EXERCISE ->
Lines in the listing below containing the string "khoản" are to be identified and copied.
::::::::::
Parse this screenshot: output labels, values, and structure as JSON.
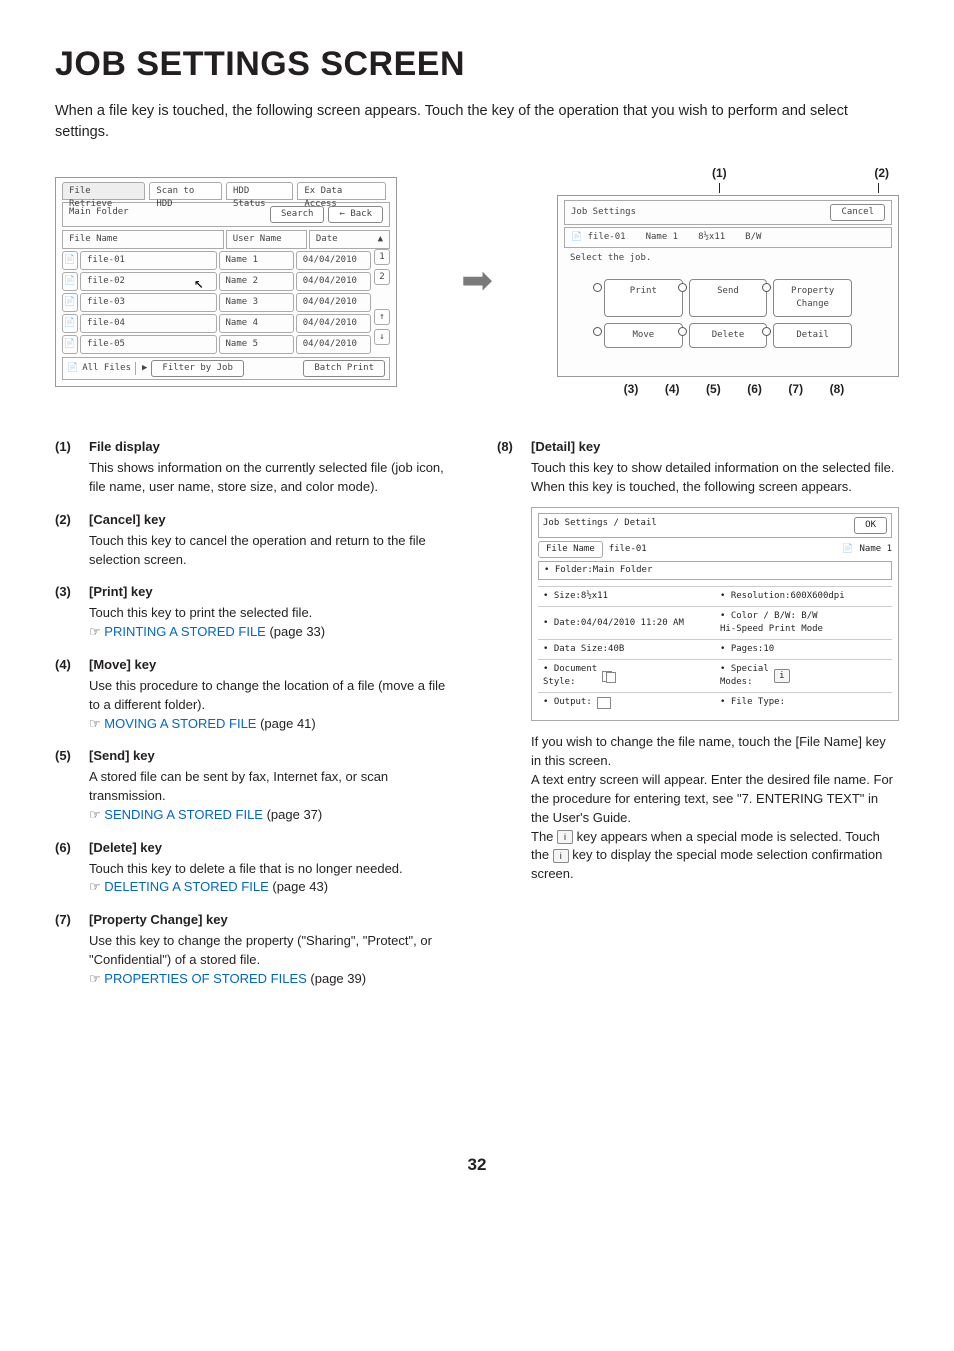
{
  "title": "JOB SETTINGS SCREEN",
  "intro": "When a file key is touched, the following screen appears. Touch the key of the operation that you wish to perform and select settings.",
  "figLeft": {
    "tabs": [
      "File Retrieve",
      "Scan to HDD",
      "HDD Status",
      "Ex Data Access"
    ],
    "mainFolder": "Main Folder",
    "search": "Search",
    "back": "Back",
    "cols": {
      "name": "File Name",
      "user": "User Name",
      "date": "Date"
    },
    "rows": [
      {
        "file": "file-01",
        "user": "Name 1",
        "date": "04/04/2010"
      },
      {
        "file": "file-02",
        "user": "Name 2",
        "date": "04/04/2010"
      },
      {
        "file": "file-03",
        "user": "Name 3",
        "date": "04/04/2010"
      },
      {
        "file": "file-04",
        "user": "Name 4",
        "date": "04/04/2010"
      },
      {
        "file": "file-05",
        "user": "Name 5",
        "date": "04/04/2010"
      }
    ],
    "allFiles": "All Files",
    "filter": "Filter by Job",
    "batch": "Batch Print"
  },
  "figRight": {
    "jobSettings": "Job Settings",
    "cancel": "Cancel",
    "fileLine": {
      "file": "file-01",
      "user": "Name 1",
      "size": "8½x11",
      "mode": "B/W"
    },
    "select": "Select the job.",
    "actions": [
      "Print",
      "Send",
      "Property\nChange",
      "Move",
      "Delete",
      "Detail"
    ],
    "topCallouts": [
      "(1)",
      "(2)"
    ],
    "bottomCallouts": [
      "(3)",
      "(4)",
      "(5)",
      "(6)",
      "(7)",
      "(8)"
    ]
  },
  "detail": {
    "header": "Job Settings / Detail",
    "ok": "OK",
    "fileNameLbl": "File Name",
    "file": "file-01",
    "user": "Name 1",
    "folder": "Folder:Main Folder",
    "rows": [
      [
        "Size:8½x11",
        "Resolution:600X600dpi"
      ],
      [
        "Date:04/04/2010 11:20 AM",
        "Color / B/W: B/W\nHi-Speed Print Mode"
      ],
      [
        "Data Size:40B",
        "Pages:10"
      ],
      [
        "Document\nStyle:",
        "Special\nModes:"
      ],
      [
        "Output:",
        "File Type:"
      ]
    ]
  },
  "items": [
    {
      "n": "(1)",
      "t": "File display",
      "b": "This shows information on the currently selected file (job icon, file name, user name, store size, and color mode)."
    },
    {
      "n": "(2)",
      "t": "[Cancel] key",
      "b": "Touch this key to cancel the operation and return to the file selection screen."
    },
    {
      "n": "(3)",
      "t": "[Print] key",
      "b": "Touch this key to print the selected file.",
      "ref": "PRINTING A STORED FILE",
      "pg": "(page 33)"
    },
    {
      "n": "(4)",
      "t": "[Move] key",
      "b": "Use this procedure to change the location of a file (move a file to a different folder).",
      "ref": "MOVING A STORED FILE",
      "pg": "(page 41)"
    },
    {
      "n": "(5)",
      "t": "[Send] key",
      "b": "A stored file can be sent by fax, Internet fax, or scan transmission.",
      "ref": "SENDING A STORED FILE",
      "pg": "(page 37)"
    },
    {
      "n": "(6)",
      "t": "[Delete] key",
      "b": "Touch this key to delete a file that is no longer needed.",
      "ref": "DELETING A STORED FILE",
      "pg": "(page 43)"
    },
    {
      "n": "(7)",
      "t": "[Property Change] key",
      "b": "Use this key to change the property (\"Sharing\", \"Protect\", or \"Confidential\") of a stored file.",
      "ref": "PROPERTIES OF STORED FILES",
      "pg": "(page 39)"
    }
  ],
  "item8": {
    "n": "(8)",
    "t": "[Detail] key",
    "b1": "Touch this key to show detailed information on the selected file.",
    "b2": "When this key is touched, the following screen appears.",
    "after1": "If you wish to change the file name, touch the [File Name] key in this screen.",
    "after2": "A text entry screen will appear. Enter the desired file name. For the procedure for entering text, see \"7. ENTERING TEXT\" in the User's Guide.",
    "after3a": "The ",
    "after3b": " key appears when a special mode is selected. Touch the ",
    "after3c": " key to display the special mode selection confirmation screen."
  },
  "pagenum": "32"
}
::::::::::
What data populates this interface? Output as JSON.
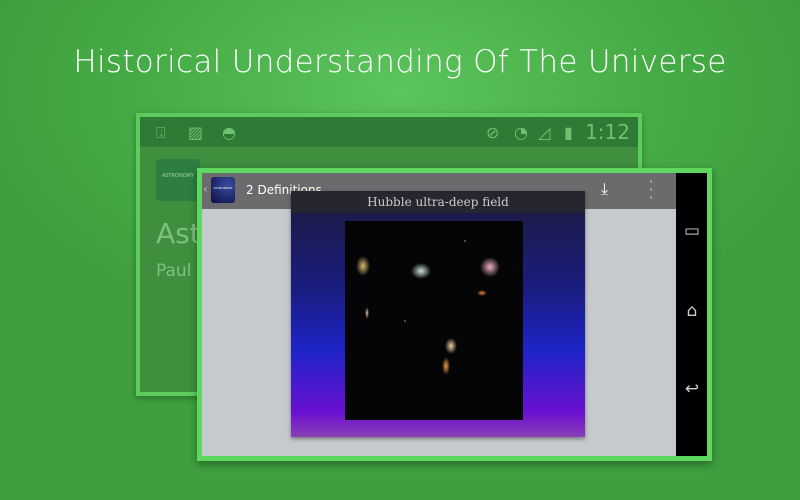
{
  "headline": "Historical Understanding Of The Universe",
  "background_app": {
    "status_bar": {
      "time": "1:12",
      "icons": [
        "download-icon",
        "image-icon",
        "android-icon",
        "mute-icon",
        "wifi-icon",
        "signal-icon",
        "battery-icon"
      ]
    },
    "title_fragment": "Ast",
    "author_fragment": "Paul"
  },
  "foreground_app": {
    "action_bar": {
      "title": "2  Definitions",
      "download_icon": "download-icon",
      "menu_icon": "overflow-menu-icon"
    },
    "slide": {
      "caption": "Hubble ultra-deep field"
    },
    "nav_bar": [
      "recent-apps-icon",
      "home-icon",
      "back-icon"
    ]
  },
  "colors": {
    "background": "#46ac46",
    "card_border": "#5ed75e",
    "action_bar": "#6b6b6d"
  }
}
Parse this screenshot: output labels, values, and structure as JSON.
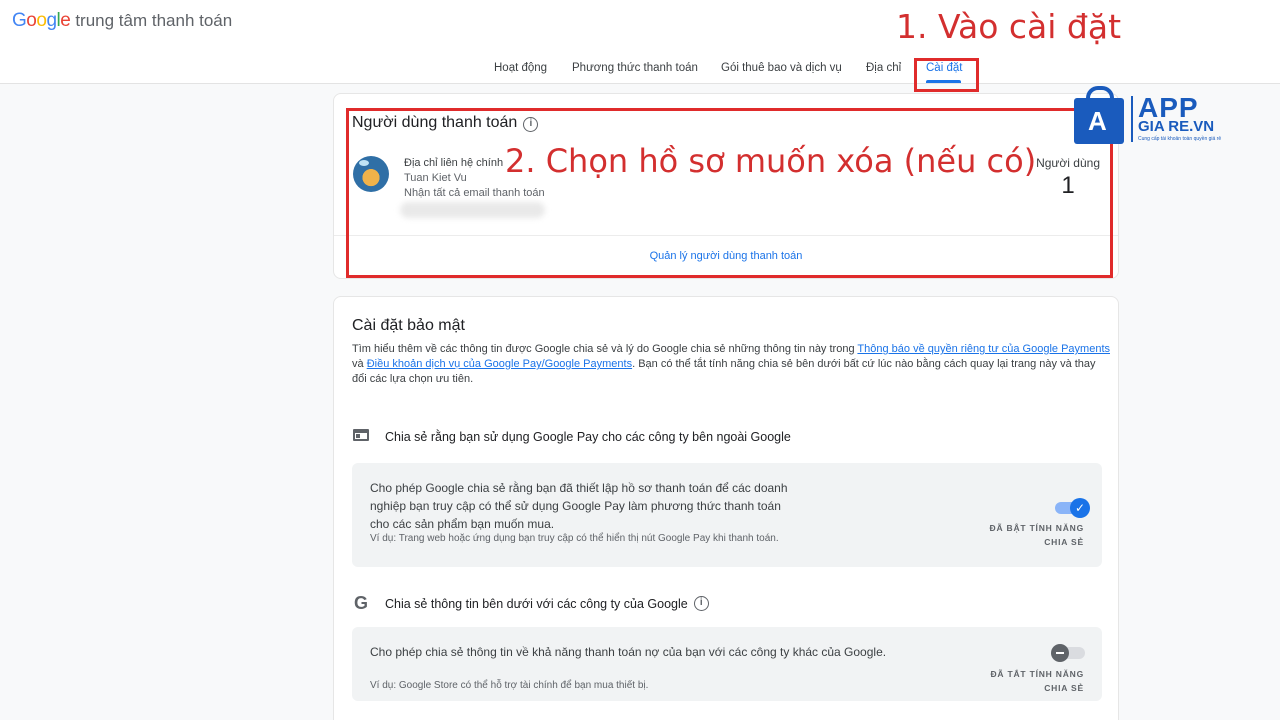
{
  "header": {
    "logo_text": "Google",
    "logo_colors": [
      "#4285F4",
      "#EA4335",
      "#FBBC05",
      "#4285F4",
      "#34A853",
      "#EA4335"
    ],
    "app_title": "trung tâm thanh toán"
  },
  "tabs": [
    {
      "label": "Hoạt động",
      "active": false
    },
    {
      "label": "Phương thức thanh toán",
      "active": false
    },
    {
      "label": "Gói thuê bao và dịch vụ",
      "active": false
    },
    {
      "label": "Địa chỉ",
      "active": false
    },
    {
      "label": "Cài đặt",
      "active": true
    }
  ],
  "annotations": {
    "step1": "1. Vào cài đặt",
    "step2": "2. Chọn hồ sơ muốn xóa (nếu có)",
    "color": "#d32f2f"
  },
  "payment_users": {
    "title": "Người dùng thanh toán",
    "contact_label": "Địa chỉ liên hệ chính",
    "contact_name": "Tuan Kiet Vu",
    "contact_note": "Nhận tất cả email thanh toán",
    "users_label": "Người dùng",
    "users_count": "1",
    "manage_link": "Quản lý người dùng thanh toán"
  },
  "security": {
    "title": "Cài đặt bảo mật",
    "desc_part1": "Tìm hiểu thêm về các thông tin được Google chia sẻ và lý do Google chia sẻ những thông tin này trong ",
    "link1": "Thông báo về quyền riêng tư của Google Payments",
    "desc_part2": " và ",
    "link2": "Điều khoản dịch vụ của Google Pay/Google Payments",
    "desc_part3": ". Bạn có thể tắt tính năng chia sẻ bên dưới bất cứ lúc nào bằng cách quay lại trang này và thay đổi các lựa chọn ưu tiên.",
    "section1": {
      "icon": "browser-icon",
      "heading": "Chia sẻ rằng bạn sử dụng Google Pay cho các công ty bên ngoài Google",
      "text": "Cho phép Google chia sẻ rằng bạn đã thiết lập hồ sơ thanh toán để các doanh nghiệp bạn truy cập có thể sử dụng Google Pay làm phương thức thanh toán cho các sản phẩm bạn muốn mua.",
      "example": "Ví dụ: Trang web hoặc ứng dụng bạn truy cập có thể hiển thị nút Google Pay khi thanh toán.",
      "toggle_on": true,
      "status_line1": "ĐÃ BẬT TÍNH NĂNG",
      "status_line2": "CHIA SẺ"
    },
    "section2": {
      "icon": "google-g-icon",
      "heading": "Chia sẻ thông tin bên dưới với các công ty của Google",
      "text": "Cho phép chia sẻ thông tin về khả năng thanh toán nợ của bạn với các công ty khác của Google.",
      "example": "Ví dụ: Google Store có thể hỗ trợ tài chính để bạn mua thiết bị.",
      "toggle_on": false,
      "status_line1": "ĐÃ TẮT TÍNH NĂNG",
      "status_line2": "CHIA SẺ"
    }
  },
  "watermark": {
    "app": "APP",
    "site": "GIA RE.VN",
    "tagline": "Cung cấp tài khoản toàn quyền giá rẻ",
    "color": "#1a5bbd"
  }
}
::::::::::
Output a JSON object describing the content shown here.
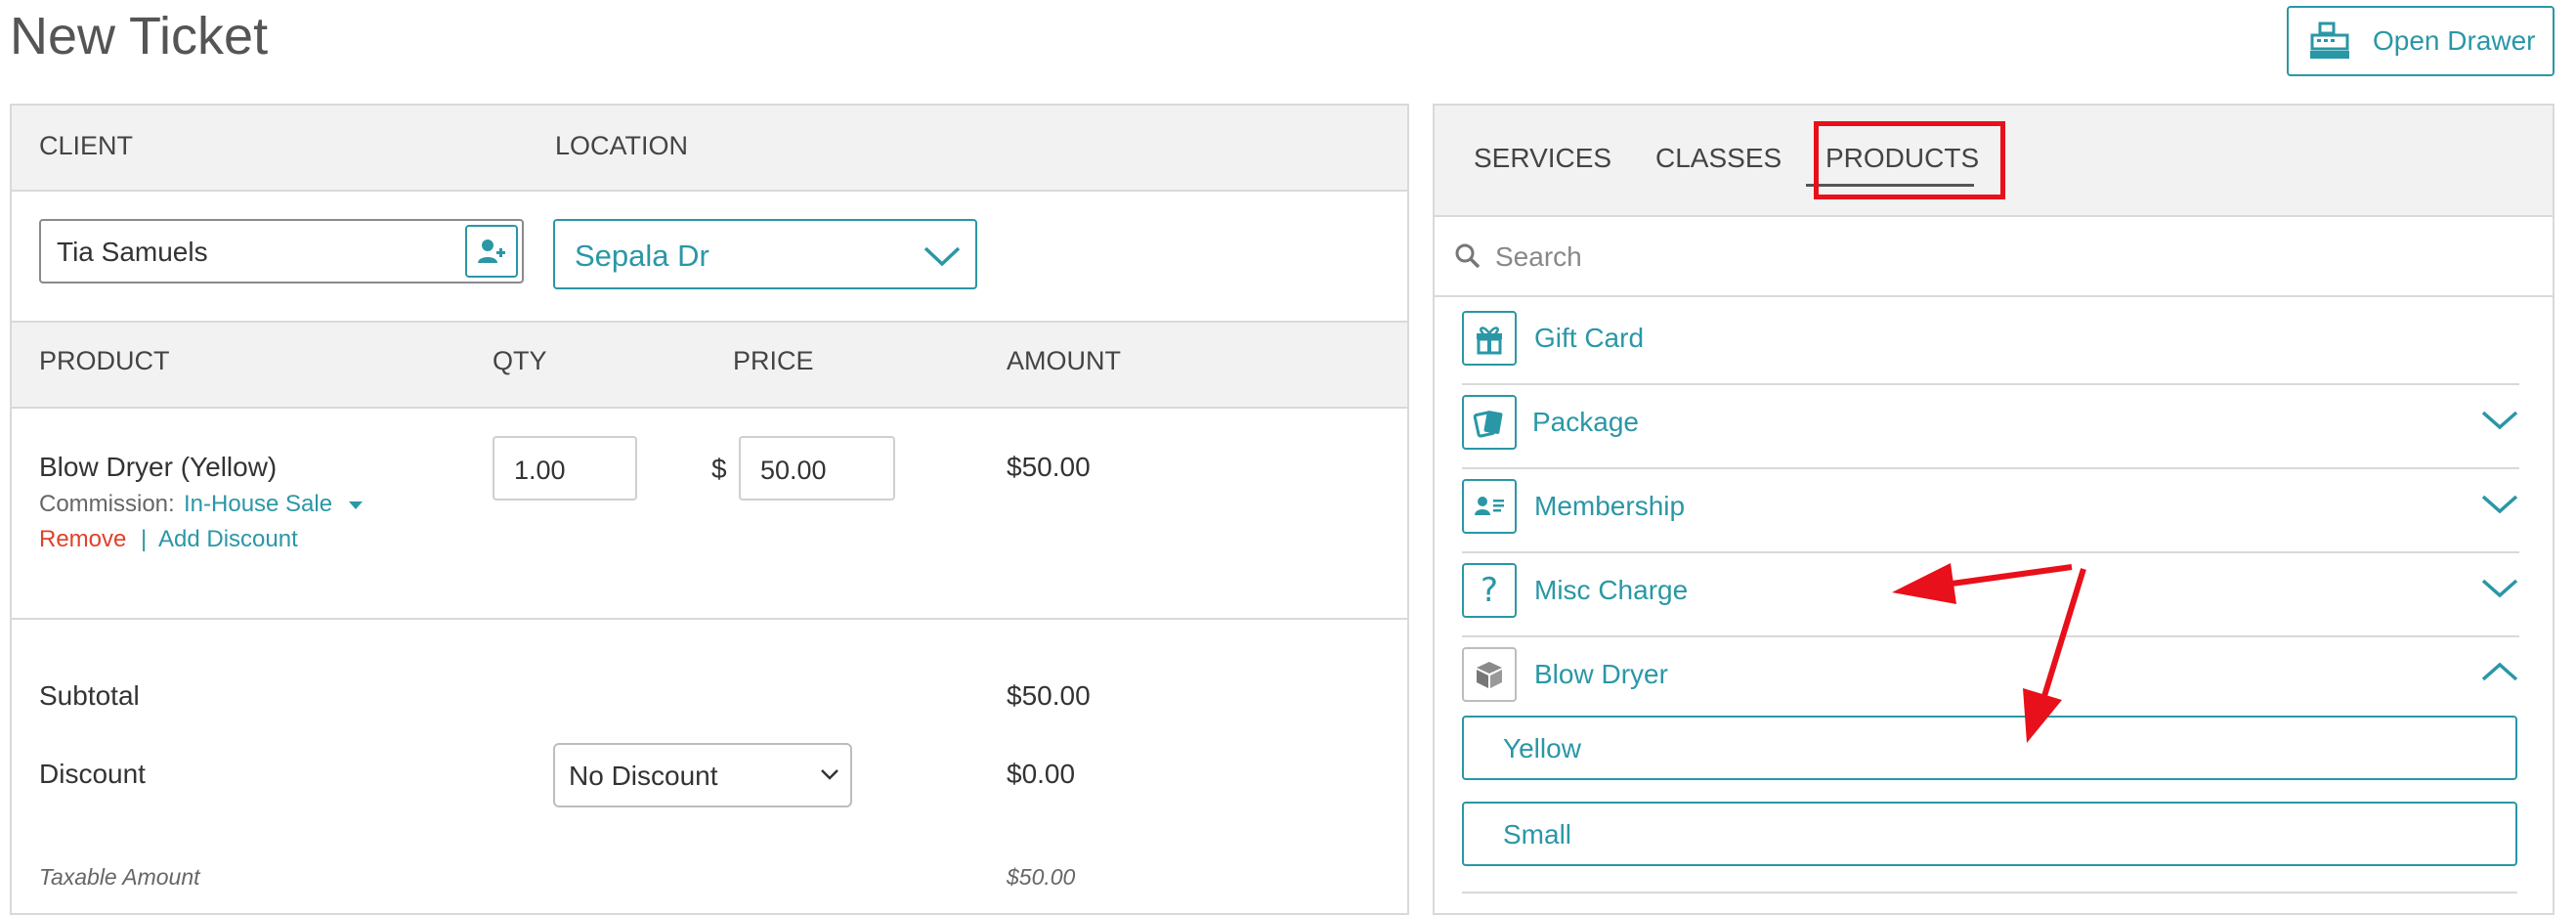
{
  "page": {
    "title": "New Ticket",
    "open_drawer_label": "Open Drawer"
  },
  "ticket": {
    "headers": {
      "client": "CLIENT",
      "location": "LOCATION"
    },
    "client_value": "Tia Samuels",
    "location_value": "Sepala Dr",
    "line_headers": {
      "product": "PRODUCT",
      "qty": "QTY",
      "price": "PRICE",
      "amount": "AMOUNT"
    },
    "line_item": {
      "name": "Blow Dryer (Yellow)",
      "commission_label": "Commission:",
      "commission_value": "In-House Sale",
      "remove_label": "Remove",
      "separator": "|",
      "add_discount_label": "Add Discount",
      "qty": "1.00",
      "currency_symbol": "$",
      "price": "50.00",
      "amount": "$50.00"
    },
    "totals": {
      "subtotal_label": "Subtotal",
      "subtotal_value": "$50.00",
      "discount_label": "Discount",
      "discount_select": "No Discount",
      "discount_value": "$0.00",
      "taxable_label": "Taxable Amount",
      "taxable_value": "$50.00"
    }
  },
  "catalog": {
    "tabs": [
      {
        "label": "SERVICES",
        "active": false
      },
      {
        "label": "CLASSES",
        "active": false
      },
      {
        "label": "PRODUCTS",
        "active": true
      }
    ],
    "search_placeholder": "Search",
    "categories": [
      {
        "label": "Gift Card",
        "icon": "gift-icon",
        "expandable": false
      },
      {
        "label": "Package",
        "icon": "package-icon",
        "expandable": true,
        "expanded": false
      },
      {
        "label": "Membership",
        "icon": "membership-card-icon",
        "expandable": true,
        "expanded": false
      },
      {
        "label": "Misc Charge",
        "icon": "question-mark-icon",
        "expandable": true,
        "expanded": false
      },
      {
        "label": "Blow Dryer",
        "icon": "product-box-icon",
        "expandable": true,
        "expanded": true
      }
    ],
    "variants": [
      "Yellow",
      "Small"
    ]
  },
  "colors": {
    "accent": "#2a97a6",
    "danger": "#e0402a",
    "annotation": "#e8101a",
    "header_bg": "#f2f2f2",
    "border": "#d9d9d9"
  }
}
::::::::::
REPLY TO THE TASK ->
    "link2": "Điều khoản dịch vụ của Google Pay/Google Payments",
    "tagline": "Cung cấp tài khoản toàn quyền giá rẻ",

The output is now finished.